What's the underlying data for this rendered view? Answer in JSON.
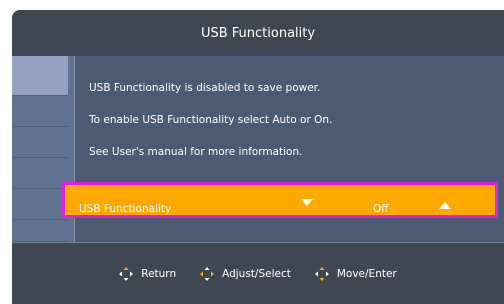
{
  "title": "USB Functionality",
  "messages": [
    "USB Functionality is disabled to save power.",
    "To enable USB Functionality select Auto or On.",
    "See User's manual for more information."
  ],
  "setting": {
    "label": "USB Functionality",
    "value": "Off"
  },
  "footer": {
    "hints": [
      {
        "icon": "dpad-icon",
        "label": "Return"
      },
      {
        "icon": "dpad-icon",
        "label": "Adjust/Select"
      },
      {
        "icon": "dpad-icon",
        "label": "Move/Enter"
      }
    ]
  },
  "colors": {
    "panel_dark": "#3f4852",
    "content_bg": "#4c5b71",
    "sidebar_bg": "#5f7290",
    "sidebar_active": "#92a2c0",
    "highlight": "#ffa800",
    "highlight_border": "#e01ee8",
    "icon_accent": "#ffb000"
  }
}
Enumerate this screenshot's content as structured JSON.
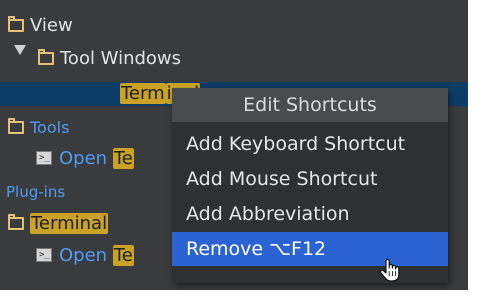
{
  "tree": {
    "view_label": "View",
    "tool_windows_label": "Tool Windows",
    "terminal_child": "Term",
    "terminal_child_hidden": "inal",
    "tools_label": "Tools",
    "open_label_1": "Open",
    "open_hl_1": "Te",
    "plugins_label": "Plug-ins",
    "terminal_folder_label": "Terminal",
    "open_label_2": "Open",
    "open_hl_2": "Te",
    "term_icon_glyph": ">_"
  },
  "context_menu": {
    "header": "Edit Shortcuts",
    "items": [
      {
        "label": "Add Keyboard Shortcut"
      },
      {
        "label": "Add Mouse Shortcut"
      },
      {
        "label": "Add Abbreviation"
      },
      {
        "label": "Remove ⌥F12",
        "active": true
      }
    ]
  },
  "colors": {
    "panel_bg": "#3a3b3d",
    "selection": "#0d3c66",
    "highlight": "#c9a227",
    "menu_active": "#2b63d2",
    "section_text": "#4f9bf6"
  },
  "icons": {
    "folder": "folder-icon",
    "expand": "expand-triangle-icon",
    "terminal": "terminal-icon",
    "cursor": "hand-cursor-icon"
  }
}
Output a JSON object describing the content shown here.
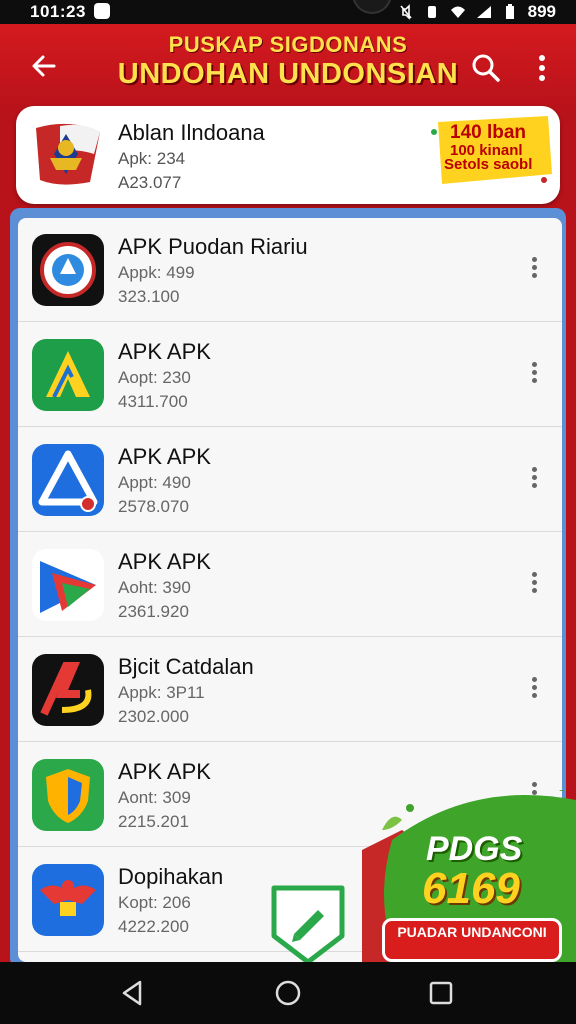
{
  "status": {
    "time": "101:23",
    "battery": "899"
  },
  "appbar": {
    "title_line1": "PUSKAP SIGDONANS",
    "title_line2": "UNDOHAN UNDONSIAN"
  },
  "featured": {
    "name": "Ablan Ilndoana",
    "sub": "Apk: 234",
    "size": "A23.077",
    "badge_line1": "140 lban",
    "badge_line2": "100 kinanl",
    "badge_line3": "Setols saobl"
  },
  "apps": [
    {
      "name": "APK Puodan Riariu",
      "sub": "Appk: 499",
      "size": "323.100",
      "icon": "blue-circle-emblem-icon"
    },
    {
      "name": "APK APK",
      "sub": "Aopt: 230",
      "size": "4311.700",
      "icon": "yellow-arrow-icon"
    },
    {
      "name": "APK APK",
      "sub": "Appt: 490",
      "size": "2578.070",
      "icon": "blue-triangle-icon"
    },
    {
      "name": "APK APK",
      "sub": "Aoht: 390",
      "size": "2361.920",
      "icon": "colorful-triangle-icon"
    },
    {
      "name": "Bjcit Catdalan",
      "sub": "Appk: 3P11",
      "size": "2302.000",
      "icon": "red-a-logo-icon"
    },
    {
      "name": "APK APK",
      "sub": "Aont: 309",
      "size": "2215.201",
      "icon": "shield-icon"
    },
    {
      "name": "Dopihakan",
      "sub": "Kopt: 206",
      "size": "4222.200",
      "icon": "garuda-icon"
    }
  ],
  "promo": {
    "title": "PDGS",
    "number": "6169",
    "button": "PUADAR UNDANCONI"
  },
  "colors": {
    "brand_red": "#d41a1f",
    "title_yellow": "#ffe14d",
    "promo_green": "#3fa42a"
  }
}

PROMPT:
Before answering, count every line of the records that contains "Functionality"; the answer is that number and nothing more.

ANSWER FOR THIS EXERCISE:
4